[[ DATA PROVIDED, beginning ]]

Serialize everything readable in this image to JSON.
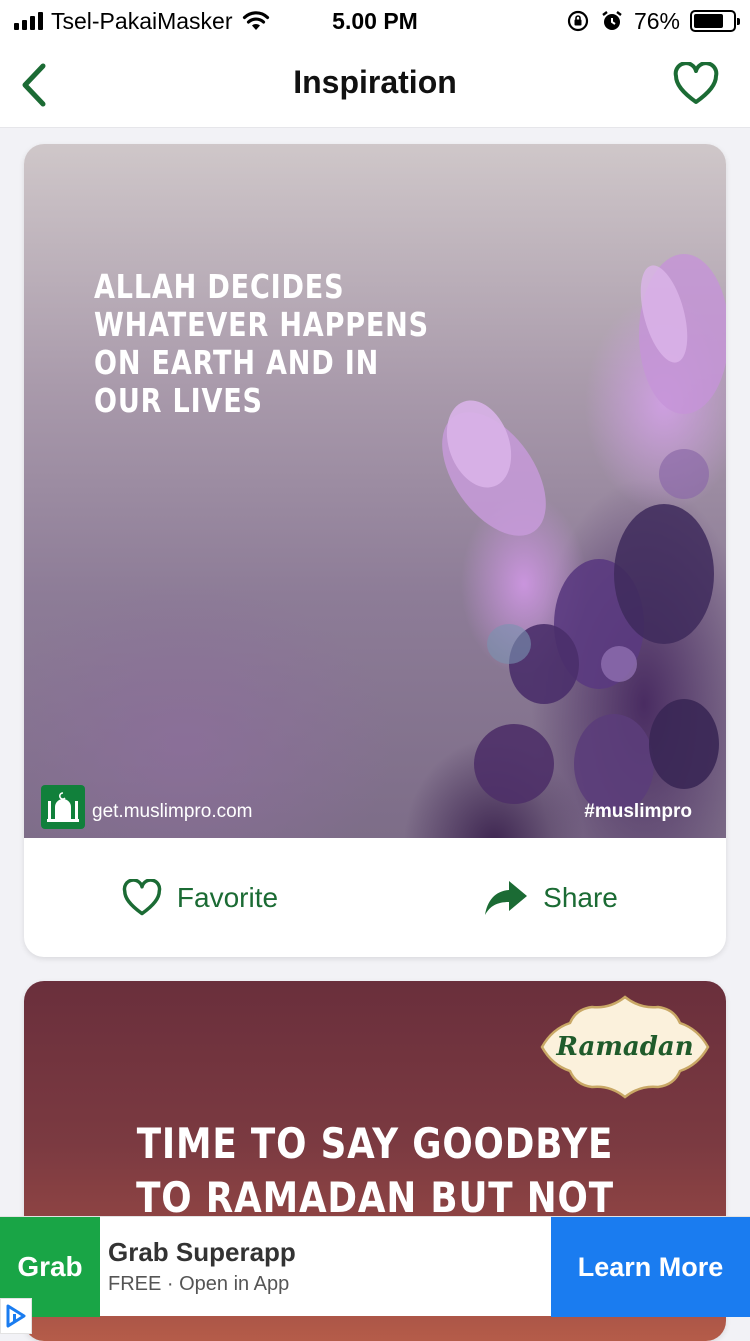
{
  "status_bar": {
    "carrier": "Tsel-PakaiMasker",
    "time": "5.00 PM",
    "battery_percent": "76%",
    "battery_level": 0.76
  },
  "nav": {
    "title": "Inspiration",
    "back_icon": "chevron-left-icon",
    "favorite_icon": "heart-outline-icon",
    "accent_color": "#1b6b34"
  },
  "cards": [
    {
      "quote": "ALLAH DECIDES WHATEVER HAPPENS ON EARTH AND IN OUR LIVES",
      "brand_url": "get.muslimpro.com",
      "hashtag": "#muslimpro",
      "favorite_label": "Favorite",
      "share_label": "Share"
    },
    {
      "badge": "Ramadan",
      "quote_line1": "TIME TO SAY GOODBYE",
      "quote_line2": "TO RAMADAN BUT NOT"
    }
  ],
  "ad": {
    "logo_text": "Grab",
    "title": "Grab Superapp",
    "subtitle": "FREE · Open in App",
    "cta": "Learn More",
    "cta_color": "#1a7cf0",
    "logo_color": "#19a546"
  }
}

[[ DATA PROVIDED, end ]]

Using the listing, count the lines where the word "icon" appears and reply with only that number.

2